Teaching your dog to concentrate on you with Watch Me is a great idea. You’ll both benefit greatly if you can divert your dog’s attention away from something that makes them overly stimulated and toward you. All you need for this game is a clicker and some delectable treats. Say, “Buddy, watch me!” with your dog on a lead by your side. When Buddy looks at you, click and reward. Buddy will quickly discover that quietly observing you is the key to success!

For dramatic dogs, using Leave It is a fantastic way to increase focus and lessen impulsive behavior. Start by putting a treat in each hand. Offer your dog two hands: one open with a treat clearly visible and one closed with a treat inside while they are seated in front of you. Tell your dog firmly to “Leave it” when they approach your open palm. You can then give your dog the treat in your fist as a reward once they stop trying to snatch it out of your open palm. Your dog will quickly learn to follow your cues, and doing so will be amply rewarded!

Signs Your Dog is Faking an Injury

Dogs learn by doing, which is a useful tool when training them to do something, but less useful when they pretend to be injured in order to attract attention. Being the responsible dog owner that you are, you’ll probably have to check out every illness they’re pretending to have, no matter how cute it initially seems. This takes up your time and causes you to feel bad, and it only teaches your dog to pretend to be hurt (because if they get the attention, why wouldn’t they?)

Knowing when your dog is fabricating an injury will help you know when to begin behavior modification training. First, watch for consistency. Your dog may have some idea of what you’re doing, but they won’t be able to understand why you have to maintain the consistency of the fake injury.

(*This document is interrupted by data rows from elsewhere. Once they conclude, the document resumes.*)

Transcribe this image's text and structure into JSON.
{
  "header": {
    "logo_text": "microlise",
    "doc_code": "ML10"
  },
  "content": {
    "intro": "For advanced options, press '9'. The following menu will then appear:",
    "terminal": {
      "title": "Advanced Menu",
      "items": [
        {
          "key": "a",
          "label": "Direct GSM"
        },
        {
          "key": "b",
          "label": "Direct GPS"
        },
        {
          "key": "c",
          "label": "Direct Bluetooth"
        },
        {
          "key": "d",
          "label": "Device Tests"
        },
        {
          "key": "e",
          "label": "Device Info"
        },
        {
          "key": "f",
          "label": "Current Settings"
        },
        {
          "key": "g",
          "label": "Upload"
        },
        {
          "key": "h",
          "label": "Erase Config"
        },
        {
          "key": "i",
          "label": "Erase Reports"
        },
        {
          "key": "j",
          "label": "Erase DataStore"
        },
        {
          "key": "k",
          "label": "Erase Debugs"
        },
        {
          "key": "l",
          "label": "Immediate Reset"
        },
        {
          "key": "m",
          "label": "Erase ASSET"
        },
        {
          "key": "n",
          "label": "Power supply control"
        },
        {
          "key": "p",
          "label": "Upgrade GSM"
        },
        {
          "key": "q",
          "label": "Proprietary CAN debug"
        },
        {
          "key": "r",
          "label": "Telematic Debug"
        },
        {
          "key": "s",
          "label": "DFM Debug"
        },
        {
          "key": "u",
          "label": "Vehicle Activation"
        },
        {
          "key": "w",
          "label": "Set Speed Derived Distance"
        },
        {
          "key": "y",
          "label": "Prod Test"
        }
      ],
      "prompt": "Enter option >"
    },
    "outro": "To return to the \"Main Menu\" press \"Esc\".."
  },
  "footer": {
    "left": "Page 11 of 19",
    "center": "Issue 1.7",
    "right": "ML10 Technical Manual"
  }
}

Notice your dog limping? Dont freak out right away. Check to see how long the limp persists, how persistent it is, and whether your dog eventually gives up. Your dog might also howl, too. Check to see if your dog still howls, barks, or whimpers when you aren’t paying any attention to them. If they pause, they may realize that their fictitious cries for assistance may not be having the desired effect. Watch out for things like scratching, coughing, and other out-of-character behavior as well.

Several of your dog’s body language cues that they are fabricating an injury include the following:

Here are few other things to watch out for, too:

  • Mimicking Another DogS Behavior (Dogs With Actual Injuries)
  • Fake Limping
  • Excessive Coughing
  • Whimpering
  • Sad Eyes
  • What is the most dramatic dog breed?

    Here are the top ten fan responses for drama in the canine world out of the many that were submitted.

  • #10 – Pomeranians. …
  • #9 – Boxers. …
  • #8 – Yorkies. …
  • #7 – Shih Tzus. …
  • #5 – Bassett Hound. …
  • #4 – Pugs. …
  • #3 – Beagles.
  • FAQ

    What is the most dramatic dog breed?

    #1 – Chihuahuas Despite being the smallest breed, they were reportedly chosen as the most dramatic canines due to their bossy attitude.

    How do you deal with a dramatic dog?

    Given this, teaching the dog some calming techniques is one of the best things a dog owner can do for a dramatic dog. Calm is Fun is a game which rewards relaxed behavior. Since most dogs adore treats, any game that results in your friend receiving more of them is probably acceptable to them!

    Can dogs be dramatic pain?

    Always keep in mind that your dog is probably not acting sick or in pain. Dogs typically display symptoms of disease, harm, or pain because they are actually experiencing these things.

    Can animals be dramatic?

    Drama is a normal and inevitable part of life, as anyone who has ever watched reality television can attest. Even wildlife isn’t safe from the siren song of melodrama.